“It’s appropriate that cities in the Merrimack Valley have nicknames like the Shoe City and the Mill City, because I believe advanced manufacturing is the key to the commonwealth’s future,” DeLeo said, referring to Haverhill, Lawrence and Lowell.
The speaker made his remarks at a Merrimack Valley Chamber of Commerce luncheon.
DeLeo talked about the importance of training residents can receive in places such as Northern Essex Community College, which has its main campus in Haverhill and a satellite campus in Lawrence.
He highlighted the legislature’s recent efforts to bolster the state’s colleges with more money and new programs.
“Community colleges can have an even greater role in economic development and job creation,” DeLeo said, acknowledging the efforts of Northern Essex President Lane Glenn.
Sal Lupoli, owner of Lupoli Companies and chairman of the Merrimack Valley Chamber of Commerce board, introduced DeLeo. Lupoli credited DeLeo and the legislature’s support of economic development programs with helping him convert the Riverwalk property in Lawrence from a mostly abandoned sprawl of land and buildings in 2004 to a thriving complex today. It consists of more than 200 businesses, including retail, manufacturing, medical, educational and restaurants.
Joseph Bevilacqua, the chamber’s longtime executive director, said the Riverwalk project, which has also benefited from more than $200 million in private investment, will have created almost 3,000 jobs when it is completed. Four of five phases are done, Bevilacqua said.
“This project is the model for Merrimack Valley Chamber economic development,” said Bevilacqua, adding that a business leader from Detroit recently contacted him to ask if Lupoli would consider doing a development in that economically depressed city.
DeLeo talked about a variety of other topics, including casino gambling and taxes.
He said the new gaming law he helped push through the Legislature is expected to create 15,000 new blue collar jobs. He added that 13 percent of casino licensing fees will be dedicated to improving the state’s communities colleges, which he described as another key to reviving local job markets and the economy.
He said Massachusetts has fared better than many other states in the struggling economy due to investments in economic development. He said new job numbers are promising and that the state gained 7,500 jobs last month.
“We have increased our cash reserves and Standard and Poor’s recently upgraded our bond rating to double A plus, the highest rating in our history,” DeLeo said of how experts view the state’s financial stability.
The speaker also praised yesterday’s House vote to repeal the $161 million computer services tax.
Answering a question later from an audience member about whether he had any ideas for recouping lost state revenue from the tax repeal, DeLeo said greater-than-projected overall state tax collections at this point in the fiscal year will likely plug most of the gap.

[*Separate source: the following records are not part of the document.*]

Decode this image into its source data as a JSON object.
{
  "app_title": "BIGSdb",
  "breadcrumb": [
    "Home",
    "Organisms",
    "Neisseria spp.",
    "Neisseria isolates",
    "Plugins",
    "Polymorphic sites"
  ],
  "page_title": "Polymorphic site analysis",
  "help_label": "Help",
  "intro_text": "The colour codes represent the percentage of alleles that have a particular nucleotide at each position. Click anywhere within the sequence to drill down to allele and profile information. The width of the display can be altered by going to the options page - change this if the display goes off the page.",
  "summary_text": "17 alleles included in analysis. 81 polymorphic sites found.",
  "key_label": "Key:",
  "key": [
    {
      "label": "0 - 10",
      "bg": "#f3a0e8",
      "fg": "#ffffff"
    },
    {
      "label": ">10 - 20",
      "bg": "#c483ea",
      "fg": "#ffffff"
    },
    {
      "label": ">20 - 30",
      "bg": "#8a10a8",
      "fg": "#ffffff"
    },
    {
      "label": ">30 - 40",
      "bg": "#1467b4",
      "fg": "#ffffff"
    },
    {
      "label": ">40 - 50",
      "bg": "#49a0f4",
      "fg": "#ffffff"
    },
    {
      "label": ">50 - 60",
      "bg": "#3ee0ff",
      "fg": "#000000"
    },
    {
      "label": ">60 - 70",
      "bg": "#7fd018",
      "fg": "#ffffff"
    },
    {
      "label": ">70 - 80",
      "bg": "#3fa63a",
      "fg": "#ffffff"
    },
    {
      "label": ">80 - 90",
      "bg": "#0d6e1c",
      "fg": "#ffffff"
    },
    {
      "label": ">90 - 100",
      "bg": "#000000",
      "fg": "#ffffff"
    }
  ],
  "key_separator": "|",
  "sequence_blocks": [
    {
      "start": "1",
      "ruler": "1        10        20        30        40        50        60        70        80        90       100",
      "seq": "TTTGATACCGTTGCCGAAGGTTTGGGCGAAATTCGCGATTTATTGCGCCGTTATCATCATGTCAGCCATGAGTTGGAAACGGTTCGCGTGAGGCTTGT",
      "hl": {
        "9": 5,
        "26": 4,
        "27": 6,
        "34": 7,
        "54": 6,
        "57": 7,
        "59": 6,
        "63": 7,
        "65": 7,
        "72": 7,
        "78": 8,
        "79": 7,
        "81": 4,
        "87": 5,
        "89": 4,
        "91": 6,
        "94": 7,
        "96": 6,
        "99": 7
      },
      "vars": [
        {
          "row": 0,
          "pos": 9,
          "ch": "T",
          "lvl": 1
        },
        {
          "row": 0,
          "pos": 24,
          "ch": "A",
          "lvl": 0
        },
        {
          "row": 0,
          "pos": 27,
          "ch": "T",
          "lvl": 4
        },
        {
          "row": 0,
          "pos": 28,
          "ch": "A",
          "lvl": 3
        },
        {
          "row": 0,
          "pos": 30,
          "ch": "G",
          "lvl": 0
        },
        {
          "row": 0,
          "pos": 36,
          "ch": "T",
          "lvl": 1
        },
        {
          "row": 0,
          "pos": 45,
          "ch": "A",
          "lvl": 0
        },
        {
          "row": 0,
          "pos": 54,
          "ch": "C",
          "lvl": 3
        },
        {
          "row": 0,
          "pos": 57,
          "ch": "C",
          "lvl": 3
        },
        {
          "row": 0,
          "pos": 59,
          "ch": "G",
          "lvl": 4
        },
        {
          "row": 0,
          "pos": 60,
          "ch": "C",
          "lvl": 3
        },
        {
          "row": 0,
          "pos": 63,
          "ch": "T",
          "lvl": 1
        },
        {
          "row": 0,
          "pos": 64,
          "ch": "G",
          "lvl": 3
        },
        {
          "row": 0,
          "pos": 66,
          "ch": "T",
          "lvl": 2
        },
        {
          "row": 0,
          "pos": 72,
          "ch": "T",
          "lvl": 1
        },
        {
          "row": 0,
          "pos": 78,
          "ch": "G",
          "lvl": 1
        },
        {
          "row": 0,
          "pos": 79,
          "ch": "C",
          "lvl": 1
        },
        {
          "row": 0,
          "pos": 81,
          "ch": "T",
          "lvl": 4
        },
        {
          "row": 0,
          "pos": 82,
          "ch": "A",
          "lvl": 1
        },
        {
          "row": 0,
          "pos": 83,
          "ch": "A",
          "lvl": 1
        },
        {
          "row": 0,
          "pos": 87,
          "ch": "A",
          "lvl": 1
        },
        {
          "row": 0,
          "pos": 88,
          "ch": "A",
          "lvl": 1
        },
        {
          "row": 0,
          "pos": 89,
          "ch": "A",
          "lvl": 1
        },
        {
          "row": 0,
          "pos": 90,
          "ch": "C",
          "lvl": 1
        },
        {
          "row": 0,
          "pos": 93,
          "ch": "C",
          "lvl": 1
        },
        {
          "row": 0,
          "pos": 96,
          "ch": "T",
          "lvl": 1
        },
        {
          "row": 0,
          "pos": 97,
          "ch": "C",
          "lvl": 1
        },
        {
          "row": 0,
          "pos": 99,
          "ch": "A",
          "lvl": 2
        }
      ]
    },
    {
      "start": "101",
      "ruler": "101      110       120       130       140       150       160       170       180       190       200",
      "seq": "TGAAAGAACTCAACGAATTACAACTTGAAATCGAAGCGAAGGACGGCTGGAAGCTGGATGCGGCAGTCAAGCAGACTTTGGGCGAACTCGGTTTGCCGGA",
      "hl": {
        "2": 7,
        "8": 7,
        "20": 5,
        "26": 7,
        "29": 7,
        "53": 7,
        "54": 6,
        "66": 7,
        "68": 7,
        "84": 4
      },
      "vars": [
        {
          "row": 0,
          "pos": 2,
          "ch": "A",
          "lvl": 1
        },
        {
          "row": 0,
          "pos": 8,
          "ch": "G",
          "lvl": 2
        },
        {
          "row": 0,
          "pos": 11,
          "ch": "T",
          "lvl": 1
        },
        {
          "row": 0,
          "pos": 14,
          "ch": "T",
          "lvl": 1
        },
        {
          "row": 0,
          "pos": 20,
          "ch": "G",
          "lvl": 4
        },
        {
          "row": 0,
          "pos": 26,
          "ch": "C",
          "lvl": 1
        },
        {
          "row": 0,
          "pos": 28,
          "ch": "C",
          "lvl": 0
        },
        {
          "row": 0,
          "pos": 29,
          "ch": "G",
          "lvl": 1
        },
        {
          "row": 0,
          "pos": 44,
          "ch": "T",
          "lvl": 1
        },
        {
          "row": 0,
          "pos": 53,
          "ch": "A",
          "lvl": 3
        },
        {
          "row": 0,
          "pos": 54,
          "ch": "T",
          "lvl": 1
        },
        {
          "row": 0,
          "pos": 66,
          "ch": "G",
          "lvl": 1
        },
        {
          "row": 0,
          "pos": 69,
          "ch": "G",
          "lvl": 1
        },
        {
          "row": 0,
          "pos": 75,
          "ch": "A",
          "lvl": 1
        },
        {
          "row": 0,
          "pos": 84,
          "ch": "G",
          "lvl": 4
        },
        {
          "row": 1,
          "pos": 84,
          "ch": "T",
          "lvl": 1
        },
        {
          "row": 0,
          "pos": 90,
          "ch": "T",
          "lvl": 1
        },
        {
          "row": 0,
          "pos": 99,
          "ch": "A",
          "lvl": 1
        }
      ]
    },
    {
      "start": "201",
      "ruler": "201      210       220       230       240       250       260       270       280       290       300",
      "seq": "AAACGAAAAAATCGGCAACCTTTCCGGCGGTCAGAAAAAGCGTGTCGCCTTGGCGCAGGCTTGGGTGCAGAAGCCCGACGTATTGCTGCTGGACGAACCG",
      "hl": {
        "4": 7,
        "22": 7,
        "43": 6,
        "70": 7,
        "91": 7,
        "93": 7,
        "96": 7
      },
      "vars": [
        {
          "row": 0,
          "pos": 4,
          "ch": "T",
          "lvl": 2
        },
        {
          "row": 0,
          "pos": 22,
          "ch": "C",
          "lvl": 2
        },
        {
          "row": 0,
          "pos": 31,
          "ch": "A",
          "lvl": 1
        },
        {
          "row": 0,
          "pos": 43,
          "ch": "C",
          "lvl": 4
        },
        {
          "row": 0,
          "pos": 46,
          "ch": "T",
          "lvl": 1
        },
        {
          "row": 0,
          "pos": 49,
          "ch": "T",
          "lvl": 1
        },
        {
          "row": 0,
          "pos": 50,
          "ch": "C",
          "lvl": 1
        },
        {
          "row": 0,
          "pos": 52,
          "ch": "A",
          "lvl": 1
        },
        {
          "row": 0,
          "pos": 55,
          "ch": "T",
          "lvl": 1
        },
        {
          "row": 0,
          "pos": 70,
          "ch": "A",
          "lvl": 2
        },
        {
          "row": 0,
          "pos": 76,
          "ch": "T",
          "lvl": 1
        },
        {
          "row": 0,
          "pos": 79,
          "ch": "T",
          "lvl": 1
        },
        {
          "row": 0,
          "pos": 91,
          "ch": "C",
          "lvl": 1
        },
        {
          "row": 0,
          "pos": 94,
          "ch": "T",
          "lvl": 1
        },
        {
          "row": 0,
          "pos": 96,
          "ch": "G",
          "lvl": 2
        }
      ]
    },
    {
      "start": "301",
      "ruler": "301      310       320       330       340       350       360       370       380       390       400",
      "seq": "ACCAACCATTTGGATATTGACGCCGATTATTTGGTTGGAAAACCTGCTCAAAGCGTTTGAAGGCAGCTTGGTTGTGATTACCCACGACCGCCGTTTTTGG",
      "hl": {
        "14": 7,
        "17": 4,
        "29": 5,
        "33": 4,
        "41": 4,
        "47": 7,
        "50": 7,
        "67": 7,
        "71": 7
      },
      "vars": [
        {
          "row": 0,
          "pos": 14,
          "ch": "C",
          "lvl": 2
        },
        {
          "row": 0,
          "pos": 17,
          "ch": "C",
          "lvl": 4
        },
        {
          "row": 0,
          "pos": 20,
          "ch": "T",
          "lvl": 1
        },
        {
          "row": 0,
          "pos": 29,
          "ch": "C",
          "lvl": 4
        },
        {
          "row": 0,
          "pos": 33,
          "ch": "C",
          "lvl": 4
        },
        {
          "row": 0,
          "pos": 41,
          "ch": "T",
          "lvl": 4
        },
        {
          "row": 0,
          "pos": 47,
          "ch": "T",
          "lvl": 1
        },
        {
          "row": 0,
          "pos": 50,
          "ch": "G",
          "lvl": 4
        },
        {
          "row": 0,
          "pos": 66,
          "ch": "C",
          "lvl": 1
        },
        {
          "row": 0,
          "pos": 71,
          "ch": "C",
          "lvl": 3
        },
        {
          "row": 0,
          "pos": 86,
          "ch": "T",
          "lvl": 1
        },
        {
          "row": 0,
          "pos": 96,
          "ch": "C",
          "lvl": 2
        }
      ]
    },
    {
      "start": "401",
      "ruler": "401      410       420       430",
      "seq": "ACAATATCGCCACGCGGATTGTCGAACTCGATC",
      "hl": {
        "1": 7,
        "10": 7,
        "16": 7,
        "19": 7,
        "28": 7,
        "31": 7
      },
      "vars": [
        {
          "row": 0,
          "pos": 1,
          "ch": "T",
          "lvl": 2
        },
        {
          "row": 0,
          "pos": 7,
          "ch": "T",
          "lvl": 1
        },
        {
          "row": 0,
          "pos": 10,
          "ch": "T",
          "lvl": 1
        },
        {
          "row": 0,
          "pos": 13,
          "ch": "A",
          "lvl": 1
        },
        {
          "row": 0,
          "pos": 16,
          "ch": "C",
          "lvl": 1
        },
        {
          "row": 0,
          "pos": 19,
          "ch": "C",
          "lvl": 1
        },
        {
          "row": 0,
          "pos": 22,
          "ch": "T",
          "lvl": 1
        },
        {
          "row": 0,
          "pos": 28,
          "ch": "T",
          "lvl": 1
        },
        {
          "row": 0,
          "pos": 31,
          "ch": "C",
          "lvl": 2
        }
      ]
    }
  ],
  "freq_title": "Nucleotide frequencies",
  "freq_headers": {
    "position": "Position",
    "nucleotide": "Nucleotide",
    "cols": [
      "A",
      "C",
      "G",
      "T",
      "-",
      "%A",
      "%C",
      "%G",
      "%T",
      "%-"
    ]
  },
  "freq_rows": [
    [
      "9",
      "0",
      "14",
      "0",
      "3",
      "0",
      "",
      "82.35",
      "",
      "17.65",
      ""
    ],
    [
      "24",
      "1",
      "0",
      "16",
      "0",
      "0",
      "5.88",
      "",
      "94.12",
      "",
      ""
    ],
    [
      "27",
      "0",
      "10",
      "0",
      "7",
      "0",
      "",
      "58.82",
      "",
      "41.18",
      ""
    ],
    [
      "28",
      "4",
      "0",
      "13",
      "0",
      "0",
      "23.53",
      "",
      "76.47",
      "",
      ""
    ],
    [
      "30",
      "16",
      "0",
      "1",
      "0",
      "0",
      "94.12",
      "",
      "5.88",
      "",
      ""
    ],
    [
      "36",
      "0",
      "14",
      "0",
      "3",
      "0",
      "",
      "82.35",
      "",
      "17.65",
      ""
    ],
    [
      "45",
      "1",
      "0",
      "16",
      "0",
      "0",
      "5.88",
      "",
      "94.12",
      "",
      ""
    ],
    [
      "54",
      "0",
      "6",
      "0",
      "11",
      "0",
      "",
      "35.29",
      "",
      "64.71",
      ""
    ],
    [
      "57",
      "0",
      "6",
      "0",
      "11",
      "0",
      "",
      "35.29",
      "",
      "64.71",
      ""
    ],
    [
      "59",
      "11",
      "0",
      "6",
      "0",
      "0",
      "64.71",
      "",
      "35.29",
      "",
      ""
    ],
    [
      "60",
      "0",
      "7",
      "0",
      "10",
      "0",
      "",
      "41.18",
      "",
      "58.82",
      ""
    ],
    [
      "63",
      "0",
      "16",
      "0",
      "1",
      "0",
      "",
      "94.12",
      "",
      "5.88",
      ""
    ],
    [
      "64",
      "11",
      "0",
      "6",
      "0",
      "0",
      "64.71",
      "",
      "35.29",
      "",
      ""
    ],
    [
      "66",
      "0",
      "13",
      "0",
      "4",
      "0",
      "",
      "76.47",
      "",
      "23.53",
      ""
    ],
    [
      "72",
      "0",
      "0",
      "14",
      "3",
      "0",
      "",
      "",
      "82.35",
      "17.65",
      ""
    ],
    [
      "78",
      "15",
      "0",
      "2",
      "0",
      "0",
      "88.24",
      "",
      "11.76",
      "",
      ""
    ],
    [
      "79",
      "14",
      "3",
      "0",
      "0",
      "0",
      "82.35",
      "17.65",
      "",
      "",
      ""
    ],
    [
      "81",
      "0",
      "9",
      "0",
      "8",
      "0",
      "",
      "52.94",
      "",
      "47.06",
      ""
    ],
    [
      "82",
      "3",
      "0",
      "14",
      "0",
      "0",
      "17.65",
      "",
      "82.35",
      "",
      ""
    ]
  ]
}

“I’m not interested in new taxes to replace the tax we cut yesterday,” he said.
He also praised the successful House effort to block Gov. Deval Patrick’s proposed $2 billion tax hike to pay for educational programs and transportation improvements.
“We were successful in limiting the burden on families,” DeLeo said of the new state budget.
Haverhill Mayor James Fiorentini was the only municipal leader to speak at the luncheon.
Fiorentini said local option taxes and municipal health care reforms developed in the House and passed by the Legislature helped Haverhill get through some tough economic times. He said revenue from those programs helped Haverhill survive and pay its annual debt on the former city-owned Hale Hospital, which the mayor called the largest municipal debt in Massachusetts history. The city’s annual Hale debt payment has ranged from $7 Million to $11 million in recent years.
“We needed help and more revenue to avoid drastic cuts, and local options taxes like the meals tax have been critical for us,” the mayor said.
Fiorentini said Haverhill generated $650,000 from the meals tax last year and has saved $2.5 million in the last two years as a result of state health care reforms. Those reforms have made it easier for communities to place workers into less expensive insurance plans.
“Our bond rating is up and our reserves are up, and we owe it to Speaker DeLeo and local Haverhill hero and Ways and Means Chairman Brian Dempsey,” Fiorentini said.
Guests in the banquet room included state Reps. Michael Costello, Linda Dean Campbell, Diane DiZoglio, Frank Moran and Leonard Mira, and former state Sens. Steven Baddour and Steven Panagiotakis.
State Rep. Brian Dempsey, whom DeLeo called his “right-hand man in the Legislature,” flanked the speaker at the head table.